# What this task involves:
Within the entries that follow, show each line where the word "title" occurs.

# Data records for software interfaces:
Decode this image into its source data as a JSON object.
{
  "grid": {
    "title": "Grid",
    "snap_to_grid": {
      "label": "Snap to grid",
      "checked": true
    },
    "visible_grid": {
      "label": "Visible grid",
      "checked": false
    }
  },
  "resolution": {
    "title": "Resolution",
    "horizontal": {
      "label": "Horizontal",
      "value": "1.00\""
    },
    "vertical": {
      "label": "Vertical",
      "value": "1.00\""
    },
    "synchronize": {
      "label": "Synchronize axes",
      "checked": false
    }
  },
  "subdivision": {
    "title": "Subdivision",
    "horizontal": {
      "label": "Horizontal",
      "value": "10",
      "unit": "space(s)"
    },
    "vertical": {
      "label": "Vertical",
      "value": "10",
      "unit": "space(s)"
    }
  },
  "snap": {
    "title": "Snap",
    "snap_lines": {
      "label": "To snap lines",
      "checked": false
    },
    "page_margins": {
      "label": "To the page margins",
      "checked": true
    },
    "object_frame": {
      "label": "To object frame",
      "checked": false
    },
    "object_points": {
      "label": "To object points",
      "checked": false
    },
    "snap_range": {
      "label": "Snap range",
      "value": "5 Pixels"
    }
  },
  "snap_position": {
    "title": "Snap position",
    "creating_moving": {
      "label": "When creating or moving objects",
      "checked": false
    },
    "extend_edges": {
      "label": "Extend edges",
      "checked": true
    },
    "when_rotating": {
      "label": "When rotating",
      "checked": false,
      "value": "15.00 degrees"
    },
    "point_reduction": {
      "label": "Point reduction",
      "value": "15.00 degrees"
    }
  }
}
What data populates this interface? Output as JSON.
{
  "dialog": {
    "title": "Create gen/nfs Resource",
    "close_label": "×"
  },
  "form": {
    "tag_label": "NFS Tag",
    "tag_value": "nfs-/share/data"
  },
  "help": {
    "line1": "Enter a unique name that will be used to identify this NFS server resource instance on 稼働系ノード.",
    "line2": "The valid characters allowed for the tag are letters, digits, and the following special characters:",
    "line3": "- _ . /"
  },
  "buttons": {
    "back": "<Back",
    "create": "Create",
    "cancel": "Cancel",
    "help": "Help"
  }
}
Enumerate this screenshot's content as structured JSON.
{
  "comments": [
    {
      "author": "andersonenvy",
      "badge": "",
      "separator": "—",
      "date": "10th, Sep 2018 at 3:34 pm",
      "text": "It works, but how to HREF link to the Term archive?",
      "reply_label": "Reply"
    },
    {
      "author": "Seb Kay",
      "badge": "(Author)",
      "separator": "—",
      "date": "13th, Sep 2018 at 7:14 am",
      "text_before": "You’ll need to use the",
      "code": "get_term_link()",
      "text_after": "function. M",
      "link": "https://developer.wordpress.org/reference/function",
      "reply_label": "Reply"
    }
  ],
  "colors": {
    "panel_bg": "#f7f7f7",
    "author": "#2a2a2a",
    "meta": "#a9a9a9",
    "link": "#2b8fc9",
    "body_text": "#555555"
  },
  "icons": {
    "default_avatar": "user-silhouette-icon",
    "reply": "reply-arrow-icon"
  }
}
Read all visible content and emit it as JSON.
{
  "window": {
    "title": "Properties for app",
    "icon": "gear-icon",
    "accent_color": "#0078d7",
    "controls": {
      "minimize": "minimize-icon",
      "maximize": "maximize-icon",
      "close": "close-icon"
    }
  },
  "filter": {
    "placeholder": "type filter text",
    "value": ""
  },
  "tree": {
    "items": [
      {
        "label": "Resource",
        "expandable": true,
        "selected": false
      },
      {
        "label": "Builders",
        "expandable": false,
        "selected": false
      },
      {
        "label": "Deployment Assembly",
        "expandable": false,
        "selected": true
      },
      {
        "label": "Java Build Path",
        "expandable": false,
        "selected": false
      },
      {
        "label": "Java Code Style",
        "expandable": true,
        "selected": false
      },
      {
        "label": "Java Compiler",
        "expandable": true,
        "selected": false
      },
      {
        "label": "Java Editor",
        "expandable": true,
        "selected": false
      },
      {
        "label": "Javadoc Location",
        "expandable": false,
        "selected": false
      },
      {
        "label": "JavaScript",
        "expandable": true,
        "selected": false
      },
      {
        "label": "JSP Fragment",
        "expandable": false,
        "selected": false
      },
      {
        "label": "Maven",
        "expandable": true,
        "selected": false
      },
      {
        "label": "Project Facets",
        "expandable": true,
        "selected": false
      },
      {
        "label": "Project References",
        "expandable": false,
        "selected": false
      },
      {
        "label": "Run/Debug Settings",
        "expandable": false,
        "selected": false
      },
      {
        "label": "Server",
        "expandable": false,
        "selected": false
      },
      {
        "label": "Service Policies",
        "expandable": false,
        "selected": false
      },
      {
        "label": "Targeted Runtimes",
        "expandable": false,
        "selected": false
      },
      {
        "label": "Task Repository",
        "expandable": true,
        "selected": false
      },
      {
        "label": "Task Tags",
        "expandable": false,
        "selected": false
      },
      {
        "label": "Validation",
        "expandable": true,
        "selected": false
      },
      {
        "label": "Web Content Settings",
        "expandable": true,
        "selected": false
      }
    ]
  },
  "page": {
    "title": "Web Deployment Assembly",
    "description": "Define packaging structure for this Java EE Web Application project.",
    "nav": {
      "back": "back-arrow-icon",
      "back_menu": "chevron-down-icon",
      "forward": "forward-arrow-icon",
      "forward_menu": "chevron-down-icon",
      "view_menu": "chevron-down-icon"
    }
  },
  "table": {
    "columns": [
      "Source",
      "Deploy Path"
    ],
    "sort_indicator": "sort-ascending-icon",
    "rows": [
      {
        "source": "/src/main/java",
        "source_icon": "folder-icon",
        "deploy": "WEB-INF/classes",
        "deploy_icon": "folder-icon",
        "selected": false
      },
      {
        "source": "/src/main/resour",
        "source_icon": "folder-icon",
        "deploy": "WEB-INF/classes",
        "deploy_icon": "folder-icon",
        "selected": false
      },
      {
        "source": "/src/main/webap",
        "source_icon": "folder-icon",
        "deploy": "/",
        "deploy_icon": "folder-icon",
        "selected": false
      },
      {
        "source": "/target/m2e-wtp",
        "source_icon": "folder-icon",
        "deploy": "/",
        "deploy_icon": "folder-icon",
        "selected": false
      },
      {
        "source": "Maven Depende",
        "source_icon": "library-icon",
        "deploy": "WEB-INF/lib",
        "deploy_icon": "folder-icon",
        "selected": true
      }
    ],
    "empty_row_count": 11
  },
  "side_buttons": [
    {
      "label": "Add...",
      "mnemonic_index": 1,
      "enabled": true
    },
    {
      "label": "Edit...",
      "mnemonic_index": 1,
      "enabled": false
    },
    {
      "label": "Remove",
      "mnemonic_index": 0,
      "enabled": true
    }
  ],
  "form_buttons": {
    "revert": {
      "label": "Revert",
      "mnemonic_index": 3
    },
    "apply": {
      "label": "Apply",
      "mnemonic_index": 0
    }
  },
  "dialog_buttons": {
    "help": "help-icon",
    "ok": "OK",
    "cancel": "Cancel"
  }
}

# Exercise result:
    "title": "Grid",
    "title": "Resolution",
    "title": "Subdivision",
    "title": "Snap",
    "title": "Snap position",
    "title": "Create gen/nfs Resource",
    "title": "Properties for app",
    "title": "Web Deployment Assembly",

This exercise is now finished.